[[ Data in this exercise open ]]

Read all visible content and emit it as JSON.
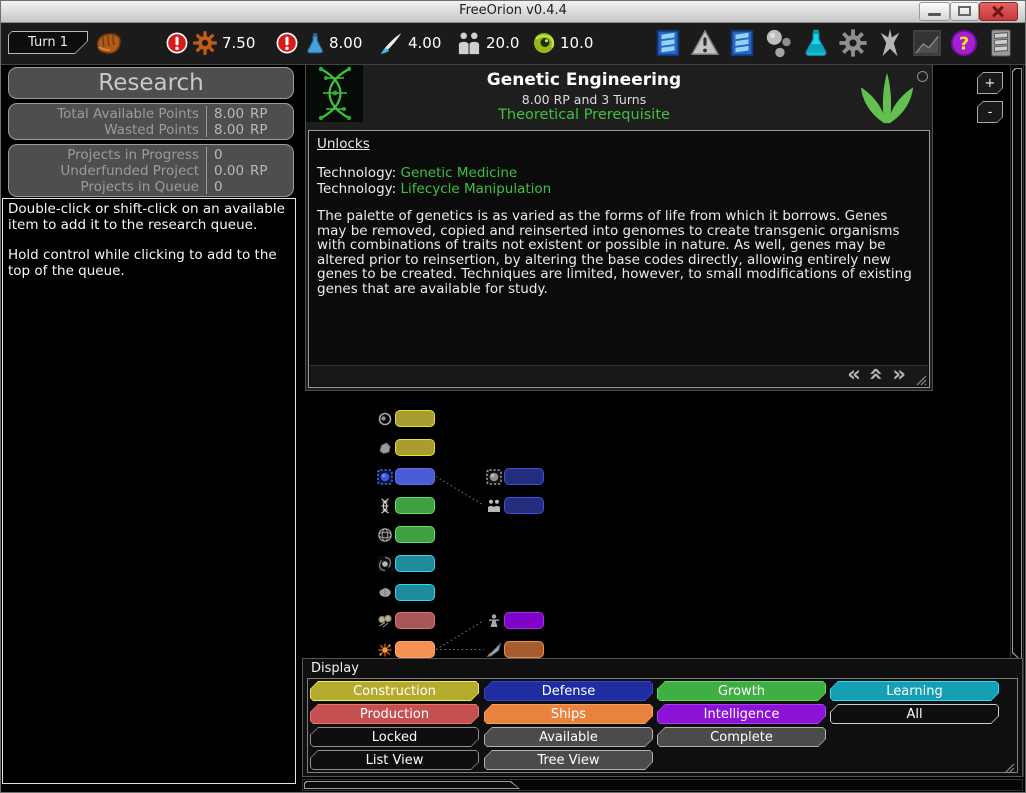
{
  "window": {
    "title": "FreeOrion v0.4.4"
  },
  "toolbar": {
    "turn_label": "Turn 1",
    "player_icon": "fist-icon",
    "resources": [
      {
        "name": "industry",
        "icon": "gearOrange",
        "alert": true,
        "value": "7.50"
      },
      {
        "name": "research",
        "icon": "flaskBlue",
        "alert": true,
        "value": "8.00"
      },
      {
        "name": "trade",
        "icon": "brush",
        "alert": false,
        "value": "4.00"
      },
      {
        "name": "population",
        "icon": "people",
        "alert": false,
        "value": "20.0"
      },
      {
        "name": "happiness",
        "icon": "eyeGreen",
        "alert": false,
        "value": "10.0"
      }
    ],
    "right_buttons": [
      {
        "name": "sitrep",
        "icon": "sitrep"
      },
      {
        "name": "alerts",
        "icon": "warning"
      },
      {
        "name": "queue",
        "icon": "sitrep"
      },
      {
        "name": "objects",
        "icon": "objects"
      },
      {
        "name": "research",
        "icon": "flaskCyan"
      },
      {
        "name": "production",
        "icon": "gearGray"
      },
      {
        "name": "design",
        "icon": "design"
      },
      {
        "name": "charts",
        "icon": "charts"
      },
      {
        "name": "pedia",
        "icon": "pedia"
      },
      {
        "name": "menu",
        "icon": "menu"
      }
    ]
  },
  "sidebar": {
    "title": "Research",
    "stats_points": [
      {
        "label": "Total Available Points",
        "value": "8.00",
        "unit": "RP"
      },
      {
        "label": "Wasted Points",
        "value": "8.00",
        "unit": "RP"
      }
    ],
    "stats_projects": [
      {
        "label": "Projects in Progress",
        "value": "0",
        "unit": ""
      },
      {
        "label": "Underfunded Project",
        "value": "0.00",
        "unit": "RP"
      },
      {
        "label": "Projects in Queue",
        "value": "0",
        "unit": ""
      }
    ],
    "help": [
      "Double-click or shift-click on an available item to add it to the research queue.",
      "Hold control while clicking to add to the top of the queue."
    ]
  },
  "detail": {
    "title": "Genetic Engineering",
    "cost": "8.00 RP and 3 Turns",
    "type": "Theoretical Prerequisite",
    "unlocks_heading": "Unlocks",
    "unlocks": [
      {
        "prefix": "Technology:",
        "name": "Genetic Medicine"
      },
      {
        "prefix": "Technology:",
        "name": "Lifecycle Manipulation"
      }
    ],
    "description": "The palette of genetics is as varied as the forms of life from which it borrows. Genes may be removed, copied and reinserted into genomes to create transgenic organisms with combinations of traits not existent or possible in nature. As well, genes may be altered prior to reinsertion, by altering the base codes directly, allowing entirely new genes to be created. Techniques are limited, however, to small modifications of existing genes that are available for study.",
    "nav": {
      "back": "«",
      "up": "«",
      "forward": "»"
    },
    "accent_green": "#3fc13f"
  },
  "zoom": {
    "in": "+",
    "out": "-"
  },
  "tree": {
    "nodes": [
      {
        "row": 0,
        "col": 0,
        "icon": "ring",
        "category": "construction",
        "fill": "#a79e2f",
        "border": "#e6df3e"
      },
      {
        "row": 1,
        "col": 0,
        "icon": "rock",
        "category": "construction",
        "fill": "#a79e2f",
        "border": "#e6df3e"
      },
      {
        "row": 2,
        "col": 0,
        "icon": "shieldBlue",
        "category": "defense",
        "fill": "#4a5cd6",
        "border": "#6170e8",
        "state": "selected"
      },
      {
        "row": 3,
        "col": 0,
        "icon": "dna",
        "category": "growth",
        "fill": "#3f9f43",
        "border": "#62df66"
      },
      {
        "row": 4,
        "col": 0,
        "icon": "globe",
        "category": "growth",
        "fill": "#3f9f43",
        "border": "#62df66"
      },
      {
        "row": 5,
        "col": 0,
        "icon": "galaxy",
        "category": "learning",
        "fill": "#1e8b9c",
        "border": "#3cd4e8"
      },
      {
        "row": 6,
        "col": 0,
        "icon": "brain",
        "category": "learning",
        "fill": "#1e8b9c",
        "border": "#3cd4e8"
      },
      {
        "row": 7,
        "col": 0,
        "icon": "bells",
        "category": "production",
        "fill": "#a75757",
        "border": "#da7272"
      },
      {
        "row": 8,
        "col": 0,
        "icon": "burst",
        "category": "ships",
        "fill": "#f69055",
        "border": "#f8a768"
      },
      {
        "row": 2,
        "col": 1,
        "icon": "shieldGray",
        "category": "defense",
        "fill": "#232e7e",
        "border": "#3b50da"
      },
      {
        "row": 3,
        "col": 1,
        "icon": "people16",
        "category": "defense",
        "fill": "#232e7e",
        "border": "#3b50da"
      },
      {
        "row": 7,
        "col": 1,
        "icon": "spy",
        "category": "intelligence",
        "fill": "#7f04c8",
        "border": "#a82af0"
      },
      {
        "row": 8,
        "col": 1,
        "icon": "rocket",
        "category": "ships",
        "fill": "#a65c2c",
        "border": "#ee8f48"
      }
    ],
    "edges": [
      {
        "from": 2,
        "to": 10
      },
      {
        "from": 8,
        "to": 11
      },
      {
        "from": 8,
        "to": 12
      }
    ]
  },
  "display": {
    "title": "Display",
    "rows": [
      [
        {
          "label": "Construction",
          "fill": "#b5ab2f",
          "border": "#f2ec4c"
        },
        {
          "label": "Defense",
          "fill": "#1f2da1",
          "border": "#3747c9"
        },
        {
          "label": "Growth",
          "fill": "#3fae43",
          "border": "#5cdc5c"
        },
        {
          "label": "Learning",
          "fill": "#169fb4",
          "border": "#33d9ec"
        }
      ],
      [
        {
          "label": "Production",
          "fill": "#c45050",
          "border": "#ee7474"
        },
        {
          "label": "Ships",
          "fill": "#e8823e",
          "border": "#f6a159"
        },
        {
          "label": "Intelligence",
          "fill": "#8c12d5",
          "border": "#b13af6"
        },
        {
          "label": "All",
          "fill": "#0e0e0e",
          "border": "#cfcfcf"
        }
      ],
      [
        {
          "label": "Locked",
          "fill": "#0e0e0e",
          "border": "#8f8f8f"
        },
        {
          "label": "Available",
          "fill": "#4b4b4b",
          "border": "#b2b2b2"
        },
        {
          "label": "Complete",
          "fill": "#4b4b4b",
          "border": "#b2b2b2"
        }
      ],
      [
        {
          "label": "List View",
          "fill": "#0e0e0e",
          "border": "#8f8f8f"
        },
        {
          "label": "Tree View",
          "fill": "#4b4b4b",
          "border": "#b2b2b2"
        }
      ]
    ]
  }
}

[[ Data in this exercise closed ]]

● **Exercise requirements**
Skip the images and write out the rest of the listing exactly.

● **Reply**
Read all visible content and emit it as JSON.
{
  "window": {
    "title": "FreeOrion v0.4.4"
  },
  "toolbar": {
    "turn_label": "Turn 1",
    "player_icon": "fist-icon",
    "resources": [
      {
        "name": "industry",
        "icon": "gearOrange",
        "alert": true,
        "value": "7.50"
      },
      {
        "name": "research",
        "icon": "flaskBlue",
        "alert": true,
        "value": "8.00"
      },
      {
        "name": "trade",
        "icon": "brush",
        "alert": false,
        "value": "4.00"
      },
      {
        "name": "population",
        "icon": "people",
        "alert": false,
        "value": "20.0"
      },
      {
        "name": "happiness",
        "icon": "eyeGreen",
        "alert": false,
        "value": "10.0"
      }
    ],
    "right_buttons": [
      {
        "name": "sitrep",
        "icon": "sitrep"
      },
      {
        "name": "alerts",
        "icon": "warning"
      },
      {
        "name": "queue",
        "icon": "sitrep"
      },
      {
        "name": "objects",
        "icon": "objects"
      },
      {
        "name": "research",
        "icon": "flaskCyan"
      },
      {
        "name": "production",
        "icon": "gearGray"
      },
      {
        "name": "design",
        "icon": "design"
      },
      {
        "name": "charts",
        "icon": "charts"
      },
      {
        "name": "pedia",
        "icon": "pedia"
      },
      {
        "name": "menu",
        "icon": "menu"
      }
    ]
  },
  "sidebar": {
    "title": "Research",
    "stats_points": [
      {
        "label": "Total Available Points",
        "value": "8.00",
        "unit": "RP"
      },
      {
        "label": "Wasted Points",
        "value": "8.00",
        "unit": "RP"
      }
    ],
    "stats_projects": [
      {
        "label": "Projects in Progress",
        "value": "0",
        "unit": ""
      },
      {
        "label": "Underfunded Project",
        "value": "0.00",
        "unit": "RP"
      },
      {
        "label": "Projects in Queue",
        "value": "0",
        "unit": ""
      }
    ],
    "help": [
      "Double-click or shift-click on an available item to add it to the research queue.",
      "Hold control while clicking to add to the top of the queue."
    ]
  },
  "detail": {
    "title": "Genetic Engineering",
    "cost": "8.00 RP and 3 Turns",
    "type": "Theoretical Prerequisite",
    "unlocks_heading": "Unlocks",
    "unlocks": [
      {
        "prefix": "Technology:",
        "name": "Genetic Medicine"
      },
      {
        "prefix": "Technology:",
        "name": "Lifecycle Manipulation"
      }
    ],
    "description": "The palette of genetics is as varied as the forms of life from which it borrows. Genes may be removed, copied and reinserted into genomes to create transgenic organisms with combinations of traits not existent or possible in nature. As well, genes may be altered prior to reinsertion, by altering the base codes directly, allowing entirely new genes to be created. Techniques are limited, however, to small modifications of existing genes that are available for study.",
    "nav": {
      "back": "«",
      "up": "«",
      "forward": "»"
    },
    "accent_green": "#3fc13f"
  },
  "zoom": {
    "in": "+",
    "out": "-"
  },
  "tree": {
    "nodes": [
      {
        "row": 0,
        "col": 0,
        "icon": "ring",
        "category": "construction",
        "fill": "#a79e2f",
        "border": "#e6df3e"
      },
      {
        "row": 1,
        "col": 0,
        "icon": "rock",
        "category": "construction",
        "fill": "#a79e2f",
        "border": "#e6df3e"
      },
      {
        "row": 2,
        "col": 0,
        "icon": "shieldBlue",
        "category": "defense",
        "fill": "#4a5cd6",
        "border": "#6170e8",
        "state": "selected"
      },
      {
        "row": 3,
        "col": 0,
        "icon": "dna",
        "category": "growth",
        "fill": "#3f9f43",
        "border": "#62df66"
      },
      {
        "row": 4,
        "col": 0,
        "icon": "globe",
        "category": "growth",
        "fill": "#3f9f43",
        "border": "#62df66"
      },
      {
        "row": 5,
        "col": 0,
        "icon": "galaxy",
        "category": "learning",
        "fill": "#1e8b9c",
        "border": "#3cd4e8"
      },
      {
        "row": 6,
        "col": 0,
        "icon": "brain",
        "category": "learning",
        "fill": "#1e8b9c",
        "border": "#3cd4e8"
      },
      {
        "row": 7,
        "col": 0,
        "icon": "bells",
        "category": "production",
        "fill": "#a75757",
        "border": "#da7272"
      },
      {
        "row": 8,
        "col": 0,
        "icon": "burst",
        "category": "ships",
        "fill": "#f69055",
        "border": "#f8a768"
      },
      {
        "row": 2,
        "col": 1,
        "icon": "shieldGray",
        "category": "defense",
        "fill": "#232e7e",
        "border": "#3b50da"
      },
      {
        "row": 3,
        "col": 1,
        "icon": "people16",
        "category": "defense",
        "fill": "#232e7e",
        "border": "#3b50da"
      },
      {
        "row": 7,
        "col": 1,
        "icon": "spy",
        "category": "intelligence",
        "fill": "#7f04c8",
        "border": "#a82af0"
      },
      {
        "row": 8,
        "col": 1,
        "icon": "rocket",
        "category": "ships",
        "fill": "#a65c2c",
        "border": "#ee8f48"
      }
    ],
    "edges": [
      {
        "from": 2,
        "to": 10
      },
      {
        "from": 8,
        "to": 11
      },
      {
        "from": 8,
        "to": 12
      }
    ]
  },
  "display": {
    "title": "Display",
    "rows": [
      [
        {
          "label": "Construction",
          "fill": "#b5ab2f",
          "border": "#f2ec4c"
        },
        {
          "label": "Defense",
          "fill": "#1f2da1",
          "border": "#3747c9"
        },
        {
          "label": "Growth",
          "fill": "#3fae43",
          "border": "#5cdc5c"
        },
        {
          "label": "Learning",
          "fill": "#169fb4",
          "border": "#33d9ec"
        }
      ],
      [
        {
          "label": "Production",
          "fill": "#c45050",
          "border": "#ee7474"
        },
        {
          "label": "Ships",
          "fill": "#e8823e",
          "border": "#f6a159"
        },
        {
          "label": "Intelligence",
          "fill": "#8c12d5",
          "border": "#b13af6"
        },
        {
          "label": "All",
          "fill": "#0e0e0e",
          "border": "#cfcfcf"
        }
      ],
      [
        {
          "label": "Locked",
          "fill": "#0e0e0e",
          "border": "#8f8f8f"
        },
        {
          "label": "Available",
          "fill": "#4b4b4b",
          "border": "#b2b2b2"
        },
        {
          "label": "Complete",
          "fill": "#4b4b4b",
          "border": "#b2b2b2"
        }
      ],
      [
        {
          "label": "List View",
          "fill": "#0e0e0e",
          "border": "#8f8f8f"
        },
        {
          "label": "Tree View",
          "fill": "#4b4b4b",
          "border": "#b2b2b2"
        }
      ]
    ]
  }
}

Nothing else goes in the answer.